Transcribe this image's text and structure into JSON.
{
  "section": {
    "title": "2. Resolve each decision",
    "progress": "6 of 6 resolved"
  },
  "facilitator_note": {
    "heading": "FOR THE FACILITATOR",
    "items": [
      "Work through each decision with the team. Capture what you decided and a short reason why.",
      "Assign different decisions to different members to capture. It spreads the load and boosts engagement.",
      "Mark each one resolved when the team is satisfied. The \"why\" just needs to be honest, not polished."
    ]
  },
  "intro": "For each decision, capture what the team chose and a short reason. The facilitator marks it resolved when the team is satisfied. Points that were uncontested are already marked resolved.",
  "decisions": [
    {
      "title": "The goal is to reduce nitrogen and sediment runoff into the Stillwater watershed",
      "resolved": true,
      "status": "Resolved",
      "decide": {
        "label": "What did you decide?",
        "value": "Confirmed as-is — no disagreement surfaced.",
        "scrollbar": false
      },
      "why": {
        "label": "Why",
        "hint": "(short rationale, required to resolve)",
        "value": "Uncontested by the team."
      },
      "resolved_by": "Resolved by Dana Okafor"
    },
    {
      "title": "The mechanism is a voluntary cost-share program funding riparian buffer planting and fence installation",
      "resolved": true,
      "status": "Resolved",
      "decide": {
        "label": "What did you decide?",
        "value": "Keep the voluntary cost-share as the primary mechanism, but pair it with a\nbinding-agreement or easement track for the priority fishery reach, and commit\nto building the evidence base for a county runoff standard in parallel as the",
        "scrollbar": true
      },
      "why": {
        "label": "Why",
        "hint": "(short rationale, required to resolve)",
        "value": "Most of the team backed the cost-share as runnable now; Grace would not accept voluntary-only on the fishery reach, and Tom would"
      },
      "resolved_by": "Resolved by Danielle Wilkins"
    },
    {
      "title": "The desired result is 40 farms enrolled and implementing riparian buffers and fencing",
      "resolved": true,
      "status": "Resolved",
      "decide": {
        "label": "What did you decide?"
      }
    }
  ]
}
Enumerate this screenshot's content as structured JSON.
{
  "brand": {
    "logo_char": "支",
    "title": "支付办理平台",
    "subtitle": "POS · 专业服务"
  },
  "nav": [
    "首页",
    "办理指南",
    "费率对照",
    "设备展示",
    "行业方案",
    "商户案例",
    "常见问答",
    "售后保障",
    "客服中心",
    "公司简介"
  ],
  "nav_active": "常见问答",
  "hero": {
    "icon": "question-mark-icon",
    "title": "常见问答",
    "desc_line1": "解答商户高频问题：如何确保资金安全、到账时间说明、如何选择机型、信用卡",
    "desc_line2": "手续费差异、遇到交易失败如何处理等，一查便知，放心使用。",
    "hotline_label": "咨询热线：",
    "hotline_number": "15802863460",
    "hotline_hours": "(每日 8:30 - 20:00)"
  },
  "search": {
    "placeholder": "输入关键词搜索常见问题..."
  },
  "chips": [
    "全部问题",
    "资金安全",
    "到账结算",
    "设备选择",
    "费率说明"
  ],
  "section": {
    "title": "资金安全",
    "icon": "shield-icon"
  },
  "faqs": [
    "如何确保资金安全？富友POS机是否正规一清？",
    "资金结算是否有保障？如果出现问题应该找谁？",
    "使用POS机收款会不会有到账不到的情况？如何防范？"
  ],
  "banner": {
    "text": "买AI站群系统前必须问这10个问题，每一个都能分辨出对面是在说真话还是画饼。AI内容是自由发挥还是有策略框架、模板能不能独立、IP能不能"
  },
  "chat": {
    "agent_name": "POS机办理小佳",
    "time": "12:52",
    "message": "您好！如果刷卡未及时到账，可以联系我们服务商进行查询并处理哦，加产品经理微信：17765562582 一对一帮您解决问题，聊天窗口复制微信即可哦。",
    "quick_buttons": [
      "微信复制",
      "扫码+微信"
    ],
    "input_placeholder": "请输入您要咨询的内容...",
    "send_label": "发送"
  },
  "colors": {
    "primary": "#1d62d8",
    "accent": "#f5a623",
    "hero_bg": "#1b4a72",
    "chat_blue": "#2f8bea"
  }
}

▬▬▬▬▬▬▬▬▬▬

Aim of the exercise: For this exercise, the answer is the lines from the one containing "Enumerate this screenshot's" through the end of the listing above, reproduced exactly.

Worked solution:
Enumerate this screenshot's content as structured JSON.
{
  "brand": {
    "logo_char": "支",
    "title": "支付办理平台",
    "subtitle": "POS · 专业服务"
  },
  "nav": [
    "首页",
    "办理指南",
    "费率对照",
    "设备展示",
    "行业方案",
    "商户案例",
    "常见问答",
    "售后保障",
    "客服中心",
    "公司简介"
  ],
  "nav_active": "常见问答",
  "hero": {
    "icon": "question-mark-icon",
    "title": "常见问答",
    "desc_line1": "解答商户高频问题：如何确保资金安全、到账时间说明、如何选择机型、信用卡",
    "desc_line2": "手续费差异、遇到交易失败如何处理等，一查便知，放心使用。",
    "hotline_label": "咨询热线：",
    "hotline_number": "15802863460",
    "hotline_hours": "(每日 8:30 - 20:00)"
  },
  "search": {
    "placeholder": "输入关键词搜索常见问题..."
  },
  "chips": [
    "全部问题",
    "资金安全",
    "到账结算",
    "设备选择",
    "费率说明"
  ],
  "section": {
    "title": "资金安全",
    "icon": "shield-icon"
  },
  "faqs": [
    "如何确保资金安全？富友POS机是否正规一清？",
    "资金结算是否有保障？如果出现问题应该找谁？",
    "使用POS机收款会不会有到账不到的情况？如何防范？"
  ],
  "banner": {
    "text": "买AI站群系统前必须问这10个问题，每一个都能分辨出对面是在说真话还是画饼。AI内容是自由发挥还是有策略框架、模板能不能独立、IP能不能"
  },
  "chat": {
    "agent_name": "POS机办理小佳",
    "time": "12:52",
    "message": "您好！如果刷卡未及时到账，可以联系我们服务商进行查询并处理哦，加产品经理微信：17765562582 一对一帮您解决问题，聊天窗口复制微信即可哦。",
    "quick_buttons": [
      "微信复制",
      "扫码+微信"
    ],
    "input_placeholder": "请输入您要咨询的内容...",
    "send_label": "发送"
  },
  "colors": {
    "primary": "#1d62d8",
    "accent": "#f5a623",
    "hero_bg": "#1b4a72",
    "chat_blue": "#2f8bea"
  }
}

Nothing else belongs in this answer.